RECORDED DATA |

┌──

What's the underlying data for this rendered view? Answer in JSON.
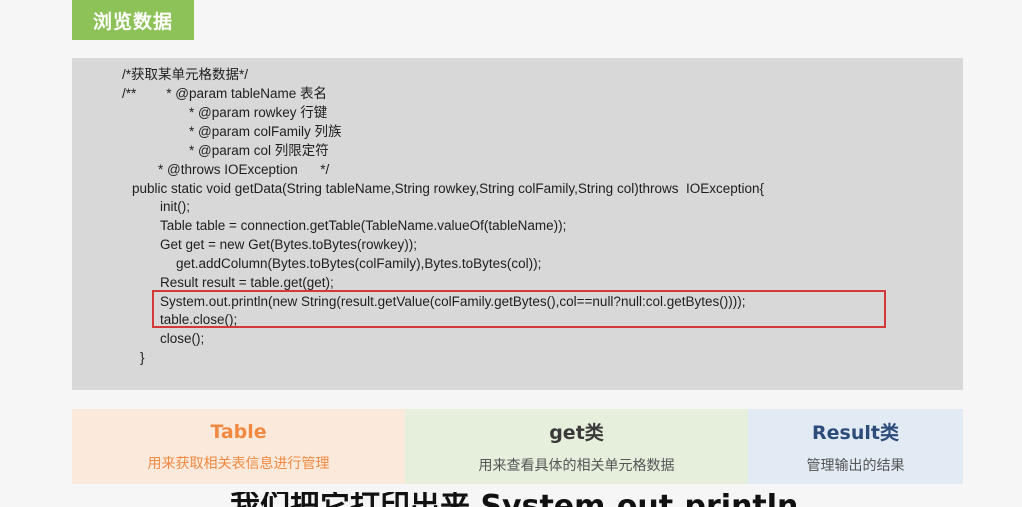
{
  "header": {
    "title": "浏览数据"
  },
  "code": {
    "lines": [
      "/*获取某单元格数据*/",
      "/**        * @param tableName 表名",
      "* @param rowkey 行键",
      "* @param colFamily 列族",
      "* @param col 列限定符",
      "* @throws IOException      */",
      "public static void getData(String tableName,String rowkey,String colFamily,String col)throws  IOException{",
      "init();",
      "Table table = connection.getTable(TableName.valueOf(tableName));",
      "Get get = new Get(Bytes.toBytes(rowkey));",
      "get.addColumn(Bytes.toBytes(colFamily),Bytes.toBytes(col));",
      "Result result = table.get(get);",
      "System.out.println(new String(result.getValue(colFamily.getBytes(),col==null?null:col.getBytes())));",
      "table.close();",
      "close();",
      "}"
    ]
  },
  "cards": [
    {
      "title": "Table",
      "desc": "用来获取相关表信息进行管理"
    },
    {
      "title": "get类",
      "desc": "用来查看具体的相关单元格数据"
    },
    {
      "title": "Result类",
      "desc": "管理输出的结果"
    }
  ],
  "subtitle": "我们把它打印出来 System.out.println"
}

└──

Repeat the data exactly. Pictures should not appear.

What's the underlying data for this rendered view? Answer in JSON.
{
  "header": {
    "title": "浏览数据"
  },
  "code": {
    "lines": [
      "/*获取某单元格数据*/",
      "/**        * @param tableName 表名",
      "* @param rowkey 行键",
      "* @param colFamily 列族",
      "* @param col 列限定符",
      "* @throws IOException      */",
      "public static void getData(String tableName,String rowkey,String colFamily,String col)throws  IOException{",
      "init();",
      "Table table = connection.getTable(TableName.valueOf(tableName));",
      "Get get = new Get(Bytes.toBytes(rowkey));",
      "get.addColumn(Bytes.toBytes(colFamily),Bytes.toBytes(col));",
      "Result result = table.get(get);",
      "System.out.println(new String(result.getValue(colFamily.getBytes(),col==null?null:col.getBytes())));",
      "table.close();",
      "close();",
      "}"
    ]
  },
  "cards": [
    {
      "title": "Table",
      "desc": "用来获取相关表信息进行管理"
    },
    {
      "title": "get类",
      "desc": "用来查看具体的相关单元格数据"
    },
    {
      "title": "Result类",
      "desc": "管理输出的结果"
    }
  ],
  "subtitle": "我们把它打印出来 System.out.println"
}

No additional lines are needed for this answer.